ROY CLEMENTS ARCHIVE
Publications: Songs of Experience
An excerpt from Chapter One entitled Depression
Why are you so downcast, O my soul?
Why so disturbed within me?
(Psalm 42 and 43)
I wonder if you would consider yourself to be temperamental? One way or another, I suppose, all of us are. The ancient Greeks said it was to do with our glands. Hippocrates and Galen, whom some consider to be the founders of modern medicine, believed that there were four secretions, or ‘humours’ which ought to be present in balanced quantities in the human body. They were unpleasantly named as—blood, phlegm, yellow bile and black bile. When one or other of these component fluids in our human physiology predominated over the others, they believed that you got what we call, temperament.
The man with too much blood, for instance, was an optimistic type, a resilient sort of fellow. We still use the word ‘sanguine’ today, coming from the Latin word for blood. The man with too much phlegm was an unemotional, lethargic individual; ‘phlegmatic’, as we say. The man with too much yellow bile or choler, to use the Greek word, had an irascible, excitable temperament—he was ‘choleric’. The poor fellow with too much black bile was the most unfortunate of all, because he was a gloomy, despondent sort of person, the archetypal victim of depression, or as the Greeks called black bile, ‘melancholia’.

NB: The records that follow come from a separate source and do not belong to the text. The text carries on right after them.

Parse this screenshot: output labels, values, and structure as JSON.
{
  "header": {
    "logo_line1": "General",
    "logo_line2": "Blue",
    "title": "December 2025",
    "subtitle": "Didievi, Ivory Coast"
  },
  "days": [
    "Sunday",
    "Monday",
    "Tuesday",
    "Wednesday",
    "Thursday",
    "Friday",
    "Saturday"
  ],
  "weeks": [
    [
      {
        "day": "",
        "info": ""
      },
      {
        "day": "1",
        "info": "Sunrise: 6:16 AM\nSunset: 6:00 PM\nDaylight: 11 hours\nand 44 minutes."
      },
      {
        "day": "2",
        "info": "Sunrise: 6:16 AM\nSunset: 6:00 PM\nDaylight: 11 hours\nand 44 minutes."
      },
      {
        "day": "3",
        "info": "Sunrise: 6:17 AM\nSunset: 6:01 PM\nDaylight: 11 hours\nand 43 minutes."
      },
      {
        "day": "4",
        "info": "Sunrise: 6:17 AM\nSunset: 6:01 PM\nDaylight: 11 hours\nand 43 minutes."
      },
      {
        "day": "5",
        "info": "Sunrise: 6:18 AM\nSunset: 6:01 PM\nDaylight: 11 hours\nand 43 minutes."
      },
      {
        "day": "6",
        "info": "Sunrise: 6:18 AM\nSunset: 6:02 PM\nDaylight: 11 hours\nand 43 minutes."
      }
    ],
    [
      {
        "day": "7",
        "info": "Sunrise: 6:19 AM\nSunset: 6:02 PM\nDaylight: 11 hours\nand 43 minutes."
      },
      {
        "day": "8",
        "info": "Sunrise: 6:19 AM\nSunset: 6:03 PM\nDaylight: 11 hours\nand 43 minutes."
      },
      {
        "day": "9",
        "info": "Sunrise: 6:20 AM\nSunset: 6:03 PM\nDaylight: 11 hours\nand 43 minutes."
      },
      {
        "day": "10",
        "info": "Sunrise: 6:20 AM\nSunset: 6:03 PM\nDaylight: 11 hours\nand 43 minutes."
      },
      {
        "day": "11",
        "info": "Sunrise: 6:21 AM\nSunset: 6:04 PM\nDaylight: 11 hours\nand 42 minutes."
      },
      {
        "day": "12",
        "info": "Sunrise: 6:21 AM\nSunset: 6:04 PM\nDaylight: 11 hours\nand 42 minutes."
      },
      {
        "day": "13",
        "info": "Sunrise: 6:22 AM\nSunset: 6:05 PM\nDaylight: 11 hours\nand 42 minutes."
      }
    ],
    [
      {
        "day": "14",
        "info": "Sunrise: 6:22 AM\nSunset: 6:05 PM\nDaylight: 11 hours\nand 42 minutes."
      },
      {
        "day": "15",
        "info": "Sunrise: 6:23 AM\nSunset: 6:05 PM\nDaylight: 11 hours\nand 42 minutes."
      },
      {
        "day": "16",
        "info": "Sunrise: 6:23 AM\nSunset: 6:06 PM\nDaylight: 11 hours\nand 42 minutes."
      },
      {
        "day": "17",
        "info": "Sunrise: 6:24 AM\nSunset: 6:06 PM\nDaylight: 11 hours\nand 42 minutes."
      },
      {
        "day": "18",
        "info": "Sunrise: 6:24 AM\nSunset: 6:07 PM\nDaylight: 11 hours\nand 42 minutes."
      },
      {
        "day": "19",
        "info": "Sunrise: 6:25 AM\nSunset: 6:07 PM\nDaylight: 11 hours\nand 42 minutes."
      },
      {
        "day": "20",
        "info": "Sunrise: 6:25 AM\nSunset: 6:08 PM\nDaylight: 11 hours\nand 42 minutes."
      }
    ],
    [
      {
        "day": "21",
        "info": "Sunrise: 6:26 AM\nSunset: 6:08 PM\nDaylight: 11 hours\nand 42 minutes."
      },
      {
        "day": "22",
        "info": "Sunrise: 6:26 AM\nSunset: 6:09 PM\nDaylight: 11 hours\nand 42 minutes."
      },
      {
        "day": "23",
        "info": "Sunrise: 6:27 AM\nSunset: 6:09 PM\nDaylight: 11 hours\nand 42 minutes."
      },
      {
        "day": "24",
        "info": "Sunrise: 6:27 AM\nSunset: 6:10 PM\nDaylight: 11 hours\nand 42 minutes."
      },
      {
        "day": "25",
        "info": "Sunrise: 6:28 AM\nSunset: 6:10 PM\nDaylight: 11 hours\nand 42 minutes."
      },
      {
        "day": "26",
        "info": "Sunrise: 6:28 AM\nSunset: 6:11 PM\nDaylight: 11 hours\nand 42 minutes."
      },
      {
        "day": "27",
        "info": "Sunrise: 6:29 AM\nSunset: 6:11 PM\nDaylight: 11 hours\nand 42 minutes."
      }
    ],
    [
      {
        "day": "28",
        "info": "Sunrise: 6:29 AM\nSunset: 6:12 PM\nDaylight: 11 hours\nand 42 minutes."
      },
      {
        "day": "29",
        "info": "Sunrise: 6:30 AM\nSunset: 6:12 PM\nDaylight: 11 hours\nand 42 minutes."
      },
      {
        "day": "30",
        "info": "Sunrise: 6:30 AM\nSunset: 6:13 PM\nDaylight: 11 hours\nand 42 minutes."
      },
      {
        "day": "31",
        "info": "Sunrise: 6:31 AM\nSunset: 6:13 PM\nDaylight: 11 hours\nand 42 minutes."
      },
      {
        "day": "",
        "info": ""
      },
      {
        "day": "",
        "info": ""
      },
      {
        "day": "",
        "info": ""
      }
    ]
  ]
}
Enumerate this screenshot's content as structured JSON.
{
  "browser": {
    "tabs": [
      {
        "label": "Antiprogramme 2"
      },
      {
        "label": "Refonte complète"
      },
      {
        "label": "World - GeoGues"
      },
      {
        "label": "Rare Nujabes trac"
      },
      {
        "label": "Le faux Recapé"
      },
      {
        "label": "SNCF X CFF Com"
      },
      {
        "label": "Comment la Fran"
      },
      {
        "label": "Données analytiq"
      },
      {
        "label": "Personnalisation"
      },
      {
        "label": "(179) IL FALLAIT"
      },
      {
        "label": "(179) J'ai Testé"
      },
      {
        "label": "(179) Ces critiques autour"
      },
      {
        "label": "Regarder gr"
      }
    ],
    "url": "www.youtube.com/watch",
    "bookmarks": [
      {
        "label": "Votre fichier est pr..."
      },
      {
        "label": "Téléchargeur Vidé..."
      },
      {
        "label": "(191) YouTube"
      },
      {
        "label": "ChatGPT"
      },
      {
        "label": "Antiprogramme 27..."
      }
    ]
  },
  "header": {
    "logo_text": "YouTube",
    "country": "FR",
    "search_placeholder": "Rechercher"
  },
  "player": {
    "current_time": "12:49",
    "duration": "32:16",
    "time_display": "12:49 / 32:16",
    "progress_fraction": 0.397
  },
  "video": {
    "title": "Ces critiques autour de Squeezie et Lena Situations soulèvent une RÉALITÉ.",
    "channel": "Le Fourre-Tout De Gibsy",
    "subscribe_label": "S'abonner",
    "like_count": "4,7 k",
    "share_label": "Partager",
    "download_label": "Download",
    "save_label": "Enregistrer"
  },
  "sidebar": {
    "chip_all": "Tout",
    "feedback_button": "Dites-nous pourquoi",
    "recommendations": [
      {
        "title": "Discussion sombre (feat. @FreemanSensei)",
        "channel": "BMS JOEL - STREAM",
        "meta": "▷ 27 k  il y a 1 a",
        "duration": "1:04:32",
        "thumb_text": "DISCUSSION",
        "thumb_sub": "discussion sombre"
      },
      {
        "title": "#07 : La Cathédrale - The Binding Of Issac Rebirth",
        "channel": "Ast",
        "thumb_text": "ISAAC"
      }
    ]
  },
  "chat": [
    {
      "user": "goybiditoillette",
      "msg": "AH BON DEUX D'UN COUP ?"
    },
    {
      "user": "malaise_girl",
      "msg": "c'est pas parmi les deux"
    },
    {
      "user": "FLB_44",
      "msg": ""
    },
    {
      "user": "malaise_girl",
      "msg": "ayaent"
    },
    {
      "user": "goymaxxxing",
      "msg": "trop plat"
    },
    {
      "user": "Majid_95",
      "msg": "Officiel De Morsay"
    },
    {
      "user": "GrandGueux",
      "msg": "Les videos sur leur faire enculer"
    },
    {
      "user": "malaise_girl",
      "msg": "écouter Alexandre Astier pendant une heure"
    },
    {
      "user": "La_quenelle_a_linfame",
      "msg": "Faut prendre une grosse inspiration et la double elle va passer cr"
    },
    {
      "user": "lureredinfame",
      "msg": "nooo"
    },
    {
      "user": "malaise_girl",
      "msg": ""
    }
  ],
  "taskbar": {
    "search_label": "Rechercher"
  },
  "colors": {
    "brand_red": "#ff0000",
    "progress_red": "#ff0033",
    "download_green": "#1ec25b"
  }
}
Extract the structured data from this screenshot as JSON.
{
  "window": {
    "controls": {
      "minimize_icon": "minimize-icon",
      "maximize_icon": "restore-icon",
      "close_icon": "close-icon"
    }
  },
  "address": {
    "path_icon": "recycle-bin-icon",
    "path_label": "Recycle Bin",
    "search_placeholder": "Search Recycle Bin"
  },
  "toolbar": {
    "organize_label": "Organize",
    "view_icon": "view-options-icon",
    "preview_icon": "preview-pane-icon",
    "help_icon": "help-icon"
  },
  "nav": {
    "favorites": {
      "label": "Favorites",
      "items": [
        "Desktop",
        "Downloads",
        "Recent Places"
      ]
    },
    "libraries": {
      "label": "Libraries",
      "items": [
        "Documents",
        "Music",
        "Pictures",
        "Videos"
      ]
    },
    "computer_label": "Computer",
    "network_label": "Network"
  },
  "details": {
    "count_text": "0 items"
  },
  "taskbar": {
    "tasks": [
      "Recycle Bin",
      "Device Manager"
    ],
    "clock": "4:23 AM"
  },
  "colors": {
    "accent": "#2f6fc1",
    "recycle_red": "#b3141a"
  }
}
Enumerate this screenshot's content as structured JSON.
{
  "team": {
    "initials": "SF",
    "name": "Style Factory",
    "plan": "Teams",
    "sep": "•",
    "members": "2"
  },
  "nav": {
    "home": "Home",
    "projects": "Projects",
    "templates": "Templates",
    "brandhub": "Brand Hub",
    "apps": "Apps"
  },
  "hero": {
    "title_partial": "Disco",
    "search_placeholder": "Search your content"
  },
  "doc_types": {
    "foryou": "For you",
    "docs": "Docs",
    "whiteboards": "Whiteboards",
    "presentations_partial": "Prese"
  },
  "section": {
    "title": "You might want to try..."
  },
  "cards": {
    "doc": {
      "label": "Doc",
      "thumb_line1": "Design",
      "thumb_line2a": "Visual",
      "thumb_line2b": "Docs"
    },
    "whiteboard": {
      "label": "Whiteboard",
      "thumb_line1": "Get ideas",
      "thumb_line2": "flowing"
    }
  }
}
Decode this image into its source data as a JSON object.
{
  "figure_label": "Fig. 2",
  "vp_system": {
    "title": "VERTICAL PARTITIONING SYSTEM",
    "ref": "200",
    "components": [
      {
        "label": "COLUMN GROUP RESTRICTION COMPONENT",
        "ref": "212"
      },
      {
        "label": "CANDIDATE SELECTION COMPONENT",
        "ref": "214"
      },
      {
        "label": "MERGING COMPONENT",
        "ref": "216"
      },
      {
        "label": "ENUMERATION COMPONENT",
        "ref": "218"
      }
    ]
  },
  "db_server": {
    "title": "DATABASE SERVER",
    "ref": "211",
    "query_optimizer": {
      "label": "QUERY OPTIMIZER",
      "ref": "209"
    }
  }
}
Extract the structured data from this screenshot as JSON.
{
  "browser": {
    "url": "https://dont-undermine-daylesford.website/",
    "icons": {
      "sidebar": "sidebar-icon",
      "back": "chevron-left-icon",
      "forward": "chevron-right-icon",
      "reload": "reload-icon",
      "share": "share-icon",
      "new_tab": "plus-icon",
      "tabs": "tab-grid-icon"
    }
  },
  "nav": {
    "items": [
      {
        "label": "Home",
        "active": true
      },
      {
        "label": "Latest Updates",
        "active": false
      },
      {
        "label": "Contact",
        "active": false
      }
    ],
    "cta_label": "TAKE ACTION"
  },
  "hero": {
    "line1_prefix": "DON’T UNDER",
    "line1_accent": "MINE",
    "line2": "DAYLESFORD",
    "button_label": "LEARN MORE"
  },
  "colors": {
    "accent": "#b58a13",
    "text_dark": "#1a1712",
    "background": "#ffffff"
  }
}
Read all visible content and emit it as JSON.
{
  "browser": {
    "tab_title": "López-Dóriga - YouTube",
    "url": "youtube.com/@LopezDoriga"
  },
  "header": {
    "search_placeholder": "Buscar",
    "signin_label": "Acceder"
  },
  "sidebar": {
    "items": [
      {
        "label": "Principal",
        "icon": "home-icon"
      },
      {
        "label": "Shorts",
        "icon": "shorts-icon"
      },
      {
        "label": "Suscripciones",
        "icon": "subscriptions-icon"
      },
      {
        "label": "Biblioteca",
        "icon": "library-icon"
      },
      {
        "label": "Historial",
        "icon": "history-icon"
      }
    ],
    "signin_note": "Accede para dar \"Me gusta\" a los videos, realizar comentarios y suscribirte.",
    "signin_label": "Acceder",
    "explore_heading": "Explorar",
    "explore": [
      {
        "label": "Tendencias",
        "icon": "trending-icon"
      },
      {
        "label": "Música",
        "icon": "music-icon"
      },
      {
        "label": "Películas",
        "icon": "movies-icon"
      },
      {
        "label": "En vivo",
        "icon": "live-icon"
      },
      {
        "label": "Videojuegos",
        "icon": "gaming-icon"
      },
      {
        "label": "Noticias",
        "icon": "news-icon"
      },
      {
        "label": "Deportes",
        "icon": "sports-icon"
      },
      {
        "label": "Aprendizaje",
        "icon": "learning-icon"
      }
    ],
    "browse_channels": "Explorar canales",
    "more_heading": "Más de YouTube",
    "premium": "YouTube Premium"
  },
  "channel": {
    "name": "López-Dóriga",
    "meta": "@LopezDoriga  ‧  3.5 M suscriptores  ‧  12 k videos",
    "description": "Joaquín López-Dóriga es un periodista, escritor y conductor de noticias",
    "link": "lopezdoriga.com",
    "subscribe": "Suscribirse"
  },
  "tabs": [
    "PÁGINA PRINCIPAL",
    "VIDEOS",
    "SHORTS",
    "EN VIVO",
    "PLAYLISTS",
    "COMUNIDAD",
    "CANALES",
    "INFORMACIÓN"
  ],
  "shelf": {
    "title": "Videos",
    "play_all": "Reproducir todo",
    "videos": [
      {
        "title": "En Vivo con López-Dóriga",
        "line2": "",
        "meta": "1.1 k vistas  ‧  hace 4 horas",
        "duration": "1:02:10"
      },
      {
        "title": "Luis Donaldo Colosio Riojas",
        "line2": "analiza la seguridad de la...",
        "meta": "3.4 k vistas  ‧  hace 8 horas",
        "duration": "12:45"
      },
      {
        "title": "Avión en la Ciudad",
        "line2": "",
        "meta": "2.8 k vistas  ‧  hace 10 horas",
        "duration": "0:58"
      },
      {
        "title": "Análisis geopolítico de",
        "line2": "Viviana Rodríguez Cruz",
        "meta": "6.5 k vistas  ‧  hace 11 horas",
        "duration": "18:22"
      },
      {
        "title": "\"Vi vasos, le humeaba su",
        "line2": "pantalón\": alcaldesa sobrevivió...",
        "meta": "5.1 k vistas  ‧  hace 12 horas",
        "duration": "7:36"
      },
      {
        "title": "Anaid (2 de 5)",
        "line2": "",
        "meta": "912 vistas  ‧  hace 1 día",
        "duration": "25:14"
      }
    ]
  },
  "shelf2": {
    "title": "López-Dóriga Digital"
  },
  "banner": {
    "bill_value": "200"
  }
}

It is interesting that, after two and half millennia of scientific advance, that old Greek theory still holds water to some degree. Many psychiatrists today would assert that there is a physical disposition to certain kinds of emotional maladjustment. Undoubtedly the body chemistry is more complicated than the Greeks thought; modern medics would probably talk more about hormones than humours. But it is generally accepted today that the roots of some sorts of depression are organic in origin. Some of us, it seems, are naturally more inclined to feel down in the dumps than others. Whether it is built into the ‘hard-wiring’ of our genes, or it has been programmed into our memory-banks by our upbringing, a melancholy temperament is something that some of us are stuck with—like freckles, or a stutter. We just have to learn to cope with it. That is one reason, of course, why it is so thoroughly misguided and cruel to say, as some super-spiritual types do, ‘Oh, well, Christians should never get depressed’.
Such pontificating, no doubt, comes easily to those of us who are blessed with a sanguine personality. We find it easy to look on the bright side. But we must beware of attributing our emotional equilibrium to spiritual factors. There is such a thing as natural temperament. Some Christians are melancholics just as there are non-Christian melancholics and both have a tendency to get depressed. Indeed many of the great saints that we meet, both in the Bible and down through Christian history have had a melancholic trait to their personality. Take prophets like Jeremiah or Elijah; think of poets like William Cowper who wrote many hymns that are still sung today; even C. H. Spurgeon, the great Baptist preacher. It is no denigration of the spirituality of these men that they knew unhappy moods. On the contrary, it is a tribute to their spirituality that in spite of such emotional handicaps, they nevertheless achieved so much. I suspect some of them, in fact, would have testified that the unusual intimacy of their personal walk with God was in some measure the result of the temperament which God, in his providence, had assigned them. Depression is not necessarily a sign of spiritual weakness. It can be an opportunity for extraordinary spiritual growth.
I doubt if there is any portion of the Bible that demonstrates that point more dramatically than Psalms 42 and 43.
An excerpt from Chapter One entitled Depression from Songs of Experience by Roy Clements (copyright 1993)
published by Christian Focus Publications in UK;
also published by Baker in USA - ISBN 1 85792 019.